Bizarre Phenomenons

Share this…FacebookTwitterLinkedin    Aurora Borealis The Aurora is an incredible light show caused by collisions between electrically charged particles released from the sun that enter the earth’s atmosphere and collide with gases such as oxygen and nitrogen. The lights are seen around the magnetic poles of the northern and southern hemispheres. Share this…FacebookTwitterLinkedin

Share this…FacebookTwitterLinkedin  Lenticular Clouds Where stable moist air flows over a range of mountains, a series of large-scale standing waves may form on the downwind side. Lenticular clouds sometimes form at the crests of these waves, and, because of their shape, they are often mistaken for UFOs. This photo shows a lenticular cloud at Katmai National Park, Alaska. Share this…FacebookTwitterLinkedin

Share this…FacebookTwitterLinkedin   Frozen Air Bubbles, Canada Abraham Lake on the North Saskatchewan River in Alberta, Canada, is home to a rare phenomenon where “ice bubbles” form just beneath the water’s surface. These are formed by plants on the lake bed releasing methane gas, which freezes as it nears the surface. During the cold winter, these bubbles stack up, making beautiful patterns beneath the ice.   Share this…FacebookTwitterLinkedin
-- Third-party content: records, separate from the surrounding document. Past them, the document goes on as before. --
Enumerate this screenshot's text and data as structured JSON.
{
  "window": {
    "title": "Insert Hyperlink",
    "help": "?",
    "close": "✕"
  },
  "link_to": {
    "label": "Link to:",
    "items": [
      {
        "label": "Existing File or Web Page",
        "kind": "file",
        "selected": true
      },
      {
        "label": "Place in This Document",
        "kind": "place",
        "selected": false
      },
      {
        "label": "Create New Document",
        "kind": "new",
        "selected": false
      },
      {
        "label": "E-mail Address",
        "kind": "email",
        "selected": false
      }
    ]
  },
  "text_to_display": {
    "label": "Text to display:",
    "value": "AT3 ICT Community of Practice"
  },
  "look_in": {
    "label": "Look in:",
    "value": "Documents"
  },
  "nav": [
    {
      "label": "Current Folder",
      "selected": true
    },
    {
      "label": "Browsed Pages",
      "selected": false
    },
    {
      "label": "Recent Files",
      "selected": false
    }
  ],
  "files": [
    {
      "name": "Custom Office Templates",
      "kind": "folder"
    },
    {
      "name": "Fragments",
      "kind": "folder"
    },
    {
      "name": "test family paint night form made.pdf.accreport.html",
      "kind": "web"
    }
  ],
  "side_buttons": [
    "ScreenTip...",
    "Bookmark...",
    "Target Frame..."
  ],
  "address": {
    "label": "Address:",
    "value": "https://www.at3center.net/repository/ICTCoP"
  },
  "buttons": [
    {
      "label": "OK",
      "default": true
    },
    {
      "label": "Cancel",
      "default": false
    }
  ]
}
Share this…FacebookTwitterLinkedin Underwater Forest of Lake Kaindy, Kazakhstan Dried-out treetops protrude from crystal water in an eerily beautiful liquid landscape – the result of an enormous earthquake more than 100 years ago. As Lake Candy sits 2,000m above sea level, the temperatures here remain icy:  they rarely exceed 6C. This coldness has preserved the submerged trees. Great pine cones still remain on the trees underwater from 100 years ago: you can

Share this…FacebookTwitterLinkedin  Cave of Crystals, Naica, Mexico The Cueva de los Cristales, 300m under the ground in the remote area of Naica, Chihuahua, contains extraordinary giant selenite crystals, some of the largest ever found in the world. The longest so far measures 12m, 4m in diameter and weighs 55  tonnes. The cave was discovered by accident in 2000 by miners drilling for silver and lead. Temperatures in the cave reach

Share this…FacebookTwitterLinkedin   Fairy Circles, Namibia, Africa Theories abound as to the cause of the strange circular patches of land known as ‘fairy circles’ which stretch for more than a thousand miles in the Namib desert. Everything from radioactive soil to UFOs and meteorites have been blamed, while local myth holds they are caused by the fiery breath of a dragon slumbering beneath the earth. However, in 2013, German professor Norbert

Share this…FacebookTwitterLinkedin    The Moeraki Boulders, New Zealand These large spherical stones, scattered along the beach 40km south of Omaru, are formed from ancient sea floor sediments around 60 million years ago. Scientists believe four million years of crystalisation gradually formed the boulders into the pearl-like structures that they are today. Maori legend holds that the boulders are gourds washed ashore from the great voyaging canoe Araiteuru when it became shipwrecked.

Share this…FacebookTwitterLinkedin  Circumhorizontal Arc (Fire Rainbow) A circumhorizontal arc or fire rainbow is a rare optical phenomenon – an ice-halo formed by plate-shaped ice crystals in high-level cirrus clouds. They can be seen best when the sun is very high in the sky – higher than 58°. Apparently, you have to be at a very precise location and latitude so see one. Share this…FacebookTwitterLinkedin

Share this…FacebookTwitterLinkedin    Frost flowers, Canadian Rockies This beautiful phenomenon occurs when plant stems and roots are not quite frozen and full of moisture. As that water is transmitted up to the higher part of the stem, it freezes, creating layers of ice. Frost flowers are usually created on autumn or early winter mornings. This extrusion creates wonderful patterns which curl and fold into gorgeous frozen flower like shapes. Share